(a) Part II and Schedule 2 (which relate to documentary evidence);
(b) in Schedule 13, paragraphs 2 to 5 (which relate to documentary
evidence in service courts etc).
(2) In consequence of the repeal by subsection (1) above of section 25 of the
Criminal Justice Act 1988, section 3 of the Criminal Justice (International Co-
operation) Act 1990 (c. 5) is amended as follows—
(a) in subsection (8) for “section 25 of the Criminal Justice Act 1988” there
is substituted “Article 5 of the Criminal Justice (Evidence, Etc.)
(Northern Ireland) Order 1988”;
(b) in subsection (10) the words from “and” to the end are omitted.
Miscellaneous and supplemental
122 Evidence by video recording
(1) This section applies where—
(a) a person is called as a witness in proceedings for an offence triable only
on indictment, or for a prescribed offence triable either way,
(b) the person claims to have witnessed (whether visually or in any other
(i) events alleged by the prosecution to include conduct
constituting the offence or part of the offence, or
(ii) events closely connected with such events,
(c) he has previously given an account of the events in question (whether
in response to questions asked or otherwise),
(d) the account was given at a time when those events were fresh in the
person’s memory (or would have been, assuming the truth of the claim
mentioned in paragraph (b)),
(e) a video recording was made of the account,
(f) the court has made a direction that the recording should be admitted as
evidence in chief of the witness, and the direction has not been
(g) the recording is played in the proceedings in accordance with the
(2) If, or to the extent that, the witness in his oral evidence in the proceedings
asserts the truth of the statements made by him in the recorded account, they
shall be treated as if made by him in that evidence.
(3) A direction under subsection (1)(f)—

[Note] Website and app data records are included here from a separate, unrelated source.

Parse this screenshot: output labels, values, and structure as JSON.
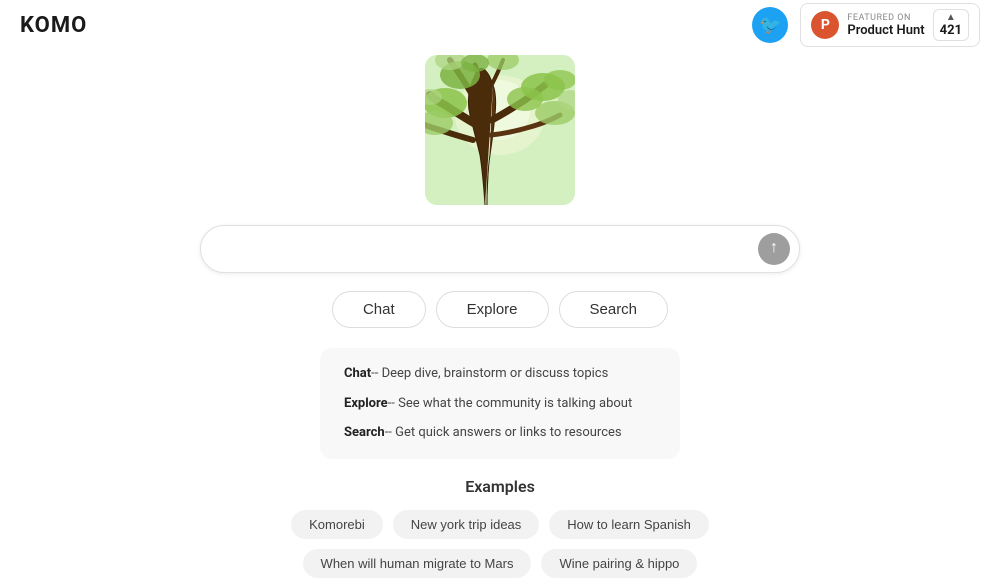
{
  "header": {
    "logo": "KOMO",
    "twitter_label": "Twitter",
    "producthunt": {
      "featured_on": "FEATURED ON",
      "name": "Product Hunt",
      "count": "421"
    }
  },
  "search": {
    "placeholder": "",
    "submit_label": "Submit"
  },
  "modes": {
    "chat_label": "Chat",
    "explore_label": "Explore",
    "search_label": "Search"
  },
  "info": {
    "chat_label": "Chat",
    "chat_desc": "-- Deep dive, brainstorm or discuss topics",
    "explore_label": "Explore",
    "explore_desc": "-- See what the community is talking about",
    "search_label": "Search",
    "search_desc": "-- Get quick answers or links to resources"
  },
  "examples": {
    "title": "Examples",
    "chips_row1": [
      "Komorebi",
      "New york trip ideas",
      "How to learn Spanish"
    ],
    "chips_row2": [
      "When will human migrate to Mars",
      "Wine pairing & hippo"
    ]
  }
}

(a) may not be made in relation to a recorded account given by the
(b) may be made only if it appears to the court that—
(i) the witness’s recollection of the events in question is likely to
have been significantly better when he gave the recorded
account than it will be when he gives oral evidence in the
(ii) it is in the interests of justice for the recording to be admitted,
having regard in particular to the matters mentioned in
(4) Those matters are—
(a) the interval between the time of the events in question and the time
when the recorded account was made;
(b) any other factors that might affect the reliability of what the witness
said in that account;
(c) the quality of the recording;
(d) any views of the witness as to whether his evidence in chief should be
given orally or by means of the recording.
(5) For the purposes of subsection (2) it does not matter if the statements in the
recorded account were not made on oath.
(6) In this section “prescribed” means of a description specified in an order made
by the Secretary of State.
123 Video evidence: further provisions
(1) Where a video recording is admitted under section 122, the witness may not
give evidence in chief otherwise than by means of the recording as to any
matter which, in the opinion of the court, has been dealt with adequately in the
(2) The reference in subsection (1)(f) of section 122 to the admission of a recording
includes a reference to the admission of part of the recording; and references in
that section and this one to the video recording or to the witness’s recorded
account shall, where appropriate, be read accordingly.
(3) In considering whether any part of a recording should be not admitted under
section 122, the court must consider—
(a) whether admitting that part would carry a risk of prejudice to the
(b) if so, whether the interests of justice nevertheless require it to be
admitted in view of the desirability of showing the whole, or
substantially the whole, of the recorded interview.
(4) A court may not make a direction under section 122(1)(f) in relation to any
(a) the Secretary of State has notified the court that arrangements can be
made, in the area in which it appears to the court that the proceedings
will take place, for implementing directions under that section, and
(b) the notice has not been withdrawn.
(5) Nothing in section 122 affects the admissibility of any video recording which
would be admissible apart from that section.